Some Methodological Issues

Manufacturing Output in New GDP Series

The new gross domestic product series, with base year 2011–12, has mostly replaced the Annual Survey of Industries with corporate financial data for estimating manufacturing value added. This has resulted in its higher share in GDP and a faster growth rate (compared to the older series). The Central Statistics Office claims that the new series better captures value addition, as ASI reportedly left out activities outside the factory of an enterprise. This claim is probably not true, as is evident from closer examination of a sample of ASI primary schedules.

In 2015, the Central Statistics Office (CSO) introduced the new series of National Accounts Statistics (NAS) with 2011–12 as the base year, replacing the earlier series with the base year 2004–05. The new series has followed the guidelines of the United Nations’ System of National Accounts (UNSNA) 2008, replacing the earlier template of UNSNA 1994. The revision has, as always, introduced some newer methodologies and updated many databases. However, dramatic and unexpected changes in the levels and growth rates of the gross domestic product (GDP) (and its principal sectors) have caught public and policymakers’ attention, raising doubts over the veracity of the new GDP estimates.

Specifically, the manufacturing sector estimates in the new series are in the eye of the storm, since its share in GDP at current prices is larger by about two percentage points (compared to the old series), and its annual growth rates are significantly higher—with a change even in the direction of growth in some cases. For instance, for 2013–14, the growth rate of manufacturing gross value added (GVA) at constant prices swung from (-)0.7% in the old series, to (+)5.3% in the new series (Figures 1a and 1b). Such wide variations in the growth rates for the same years reported by the two series of the same publication, expectedly, drew widespread criticisms, especially since the new estimates were quite at variance with other macro correlates (Nagaraj 2015a).

To read the full text Login

Get instant access

New 3 Month Subscription
to Digital Archives at

₹826for India

$50for overseas users

Updated On : 31st Aug, 2018

Comments

(-) Hide

EPW looks forward to your comments. Please note that comments are moderated as per our comments policy. They may take some time to appear. A comment, if suitable, may be selected for publication in the Letters pages of EPW.

The National Education Policy, 2020 unveiled finally seeks to usher in major structural reforms in higher education. Among many measures,...

The COVID-19 pandemic and the resultant lockdown led to the closure of all markets in Manipur, including the Tribal Market Complex in Imphal East...

Coherent national strategies, backed by regional cooperation efforts, offer a way forward for economic recovery in South Asia, which is rapidly...

Sections 357 and 357-A of the Code of Criminal Procedure, 1973 lay down the procedure for granting compensation to the victims of crime. Under the...

The COVID-19 pandemic has provocatively challenged the extant paradigm of development whose theoretical underpinning is derived from the...

The first report of the Fifteenth Finance Commission has allayed many fears that arose after the notification of the terms of reference of the...

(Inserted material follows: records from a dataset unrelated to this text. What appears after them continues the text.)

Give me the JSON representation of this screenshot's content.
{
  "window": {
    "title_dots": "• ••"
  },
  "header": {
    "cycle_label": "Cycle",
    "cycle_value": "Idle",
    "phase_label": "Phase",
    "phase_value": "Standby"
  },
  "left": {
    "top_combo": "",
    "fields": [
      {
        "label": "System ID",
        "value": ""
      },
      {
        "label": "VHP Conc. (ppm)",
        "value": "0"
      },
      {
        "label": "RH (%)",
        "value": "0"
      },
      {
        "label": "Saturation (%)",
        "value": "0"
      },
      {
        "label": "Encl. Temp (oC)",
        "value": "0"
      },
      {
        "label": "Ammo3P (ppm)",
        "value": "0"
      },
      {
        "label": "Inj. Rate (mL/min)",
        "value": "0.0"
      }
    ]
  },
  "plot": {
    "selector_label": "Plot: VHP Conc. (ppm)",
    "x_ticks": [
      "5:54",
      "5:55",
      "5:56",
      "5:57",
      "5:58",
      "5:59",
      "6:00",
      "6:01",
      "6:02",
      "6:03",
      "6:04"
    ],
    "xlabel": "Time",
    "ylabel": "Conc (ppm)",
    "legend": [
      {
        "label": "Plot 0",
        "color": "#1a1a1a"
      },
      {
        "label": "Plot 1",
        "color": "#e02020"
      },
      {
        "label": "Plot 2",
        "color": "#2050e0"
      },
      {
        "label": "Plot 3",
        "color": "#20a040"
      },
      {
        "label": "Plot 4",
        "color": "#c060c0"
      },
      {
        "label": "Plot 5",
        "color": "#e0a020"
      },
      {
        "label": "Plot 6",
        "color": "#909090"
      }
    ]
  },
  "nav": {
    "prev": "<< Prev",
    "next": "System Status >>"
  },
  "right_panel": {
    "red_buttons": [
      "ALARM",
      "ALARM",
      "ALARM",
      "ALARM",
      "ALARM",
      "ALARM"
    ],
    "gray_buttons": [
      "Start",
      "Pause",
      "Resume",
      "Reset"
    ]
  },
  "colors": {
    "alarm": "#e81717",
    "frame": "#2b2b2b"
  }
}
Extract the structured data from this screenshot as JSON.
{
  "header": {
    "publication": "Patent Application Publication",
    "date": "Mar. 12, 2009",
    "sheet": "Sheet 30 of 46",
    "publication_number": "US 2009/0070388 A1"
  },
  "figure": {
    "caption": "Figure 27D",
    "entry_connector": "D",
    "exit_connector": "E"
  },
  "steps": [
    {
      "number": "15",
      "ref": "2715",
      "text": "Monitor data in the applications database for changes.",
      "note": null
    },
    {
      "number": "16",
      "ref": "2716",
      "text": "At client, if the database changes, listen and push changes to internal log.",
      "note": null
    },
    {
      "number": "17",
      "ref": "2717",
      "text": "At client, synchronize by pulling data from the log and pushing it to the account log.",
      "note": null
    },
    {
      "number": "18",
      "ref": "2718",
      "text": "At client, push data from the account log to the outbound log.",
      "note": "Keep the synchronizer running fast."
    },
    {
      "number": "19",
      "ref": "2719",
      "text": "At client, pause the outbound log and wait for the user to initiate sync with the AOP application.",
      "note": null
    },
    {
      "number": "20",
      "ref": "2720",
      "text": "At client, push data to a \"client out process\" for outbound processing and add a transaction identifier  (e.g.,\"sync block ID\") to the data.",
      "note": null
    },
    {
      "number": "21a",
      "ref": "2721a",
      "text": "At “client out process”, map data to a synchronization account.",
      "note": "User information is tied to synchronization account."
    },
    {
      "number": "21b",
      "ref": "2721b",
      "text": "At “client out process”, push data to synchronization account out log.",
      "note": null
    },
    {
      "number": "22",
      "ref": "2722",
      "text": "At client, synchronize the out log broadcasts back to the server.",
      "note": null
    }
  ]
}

Without employment providing a structure in people’s lives and with technology replacing many human activities, our societies will likely shift...

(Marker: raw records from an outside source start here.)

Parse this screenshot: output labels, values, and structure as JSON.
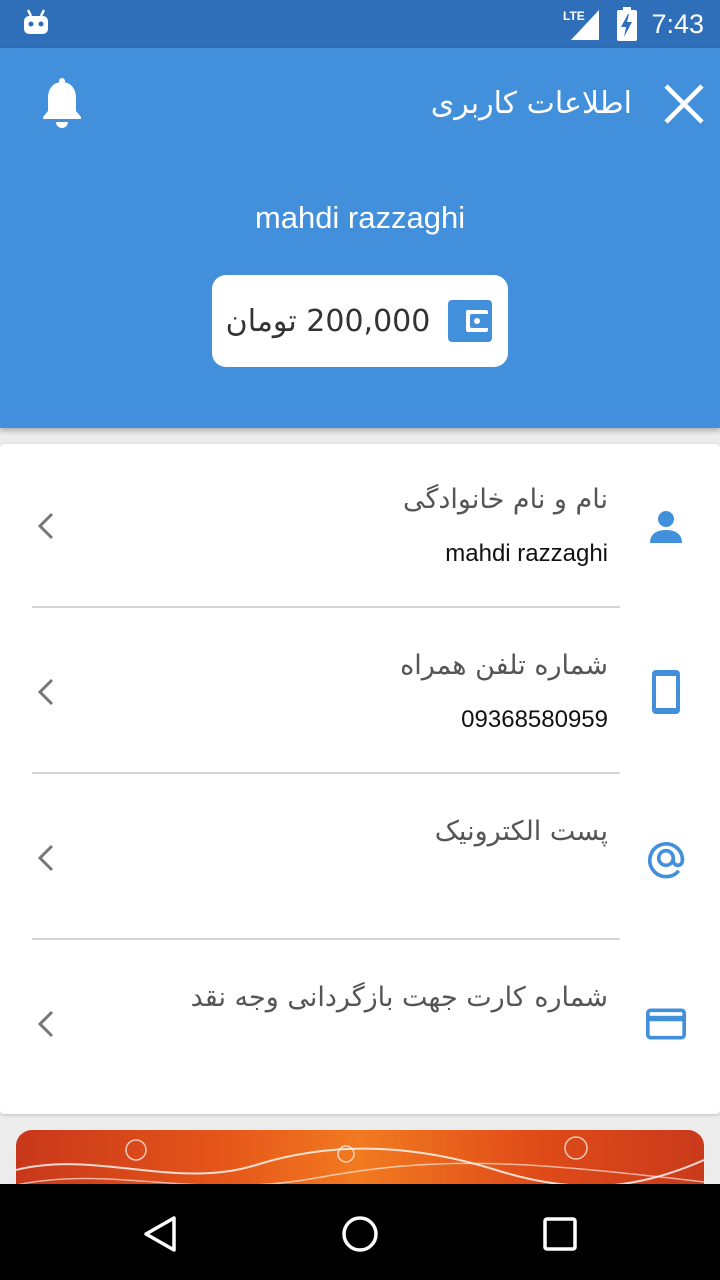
{
  "status_bar": {
    "network": "LTE",
    "time": "7:43"
  },
  "header": {
    "title": "اطلاعات کاربری",
    "username": "mahdi razzaghi",
    "wallet_amount": "200,000 تومان",
    "accent_color": "#428fdc"
  },
  "fields": [
    {
      "label": "نام و نام خانوادگی",
      "value": "mahdi razzaghi",
      "icon": "person-icon"
    },
    {
      "label": "شماره تلفن همراه",
      "value": "09368580959",
      "icon": "phone-icon"
    },
    {
      "label": "پست الکترونیک",
      "value": "",
      "icon": "at-sign-icon"
    },
    {
      "label": "شماره کارت جهت بازگردانی وجه نقد",
      "value": "",
      "icon": "credit-card-icon"
    }
  ]
}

While the shock and awe campaign of the Bharatiya Janata Party and right-wing affiliates in Tamil Nadu social media circles has been spilling over...

The pandemic has exposed inequity as an immediate concern. This article draws its insights on ground issues faced by schoolteachers from across...

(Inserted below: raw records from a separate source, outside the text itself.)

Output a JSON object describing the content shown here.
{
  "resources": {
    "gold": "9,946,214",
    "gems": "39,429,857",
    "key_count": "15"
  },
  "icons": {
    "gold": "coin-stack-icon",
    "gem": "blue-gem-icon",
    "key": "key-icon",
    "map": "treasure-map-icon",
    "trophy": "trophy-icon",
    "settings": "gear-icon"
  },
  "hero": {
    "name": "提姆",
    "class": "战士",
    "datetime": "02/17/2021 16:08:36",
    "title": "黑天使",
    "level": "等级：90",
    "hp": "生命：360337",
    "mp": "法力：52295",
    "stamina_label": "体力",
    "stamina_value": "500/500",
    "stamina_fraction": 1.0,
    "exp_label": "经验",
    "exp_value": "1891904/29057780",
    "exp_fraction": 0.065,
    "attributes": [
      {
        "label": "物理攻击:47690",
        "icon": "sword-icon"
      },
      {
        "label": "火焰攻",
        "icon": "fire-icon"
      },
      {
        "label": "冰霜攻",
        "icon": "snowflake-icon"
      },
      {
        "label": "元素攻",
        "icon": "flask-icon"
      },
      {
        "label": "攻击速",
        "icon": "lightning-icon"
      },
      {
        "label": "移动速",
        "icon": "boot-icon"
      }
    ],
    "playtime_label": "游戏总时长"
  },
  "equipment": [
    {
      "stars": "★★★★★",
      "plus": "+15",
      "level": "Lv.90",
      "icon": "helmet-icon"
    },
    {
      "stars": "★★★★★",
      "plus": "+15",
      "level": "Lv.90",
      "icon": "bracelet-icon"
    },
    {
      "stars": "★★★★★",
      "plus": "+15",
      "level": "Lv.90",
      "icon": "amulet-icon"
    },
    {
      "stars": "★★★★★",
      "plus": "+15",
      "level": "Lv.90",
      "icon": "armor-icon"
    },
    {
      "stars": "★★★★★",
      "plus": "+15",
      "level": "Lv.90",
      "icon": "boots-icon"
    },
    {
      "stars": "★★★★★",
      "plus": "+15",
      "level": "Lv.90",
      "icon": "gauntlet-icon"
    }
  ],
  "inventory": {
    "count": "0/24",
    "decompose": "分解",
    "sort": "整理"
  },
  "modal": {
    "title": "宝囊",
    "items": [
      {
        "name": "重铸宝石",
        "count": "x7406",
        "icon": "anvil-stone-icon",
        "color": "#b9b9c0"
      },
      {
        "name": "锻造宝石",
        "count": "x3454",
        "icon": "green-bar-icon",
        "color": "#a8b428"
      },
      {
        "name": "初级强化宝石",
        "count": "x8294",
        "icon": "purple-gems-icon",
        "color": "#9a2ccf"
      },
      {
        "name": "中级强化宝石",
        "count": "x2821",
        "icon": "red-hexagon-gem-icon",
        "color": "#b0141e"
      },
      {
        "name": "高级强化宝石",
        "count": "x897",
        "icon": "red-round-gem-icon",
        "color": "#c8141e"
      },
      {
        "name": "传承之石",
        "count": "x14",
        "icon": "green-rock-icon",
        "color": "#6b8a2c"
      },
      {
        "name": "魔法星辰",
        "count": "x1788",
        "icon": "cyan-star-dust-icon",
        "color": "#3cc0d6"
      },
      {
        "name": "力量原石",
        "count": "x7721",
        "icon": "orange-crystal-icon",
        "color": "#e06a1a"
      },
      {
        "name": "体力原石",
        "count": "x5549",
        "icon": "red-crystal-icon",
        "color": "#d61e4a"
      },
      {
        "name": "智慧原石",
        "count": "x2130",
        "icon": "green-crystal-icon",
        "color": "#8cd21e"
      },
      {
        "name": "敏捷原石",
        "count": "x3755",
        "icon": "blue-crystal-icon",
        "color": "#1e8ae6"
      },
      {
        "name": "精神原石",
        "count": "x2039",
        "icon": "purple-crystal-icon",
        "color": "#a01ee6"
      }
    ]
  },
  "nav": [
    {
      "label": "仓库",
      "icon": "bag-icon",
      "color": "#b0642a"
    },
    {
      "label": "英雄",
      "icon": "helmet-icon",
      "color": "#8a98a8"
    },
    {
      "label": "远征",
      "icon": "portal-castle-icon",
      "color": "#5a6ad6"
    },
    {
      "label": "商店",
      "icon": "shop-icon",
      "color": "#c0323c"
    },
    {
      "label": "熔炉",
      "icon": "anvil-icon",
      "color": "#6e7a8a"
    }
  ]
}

India’s economic order is far from neo-liberal. The state, and thus politicians, have retained very substantial powers over market forces....

Back to Top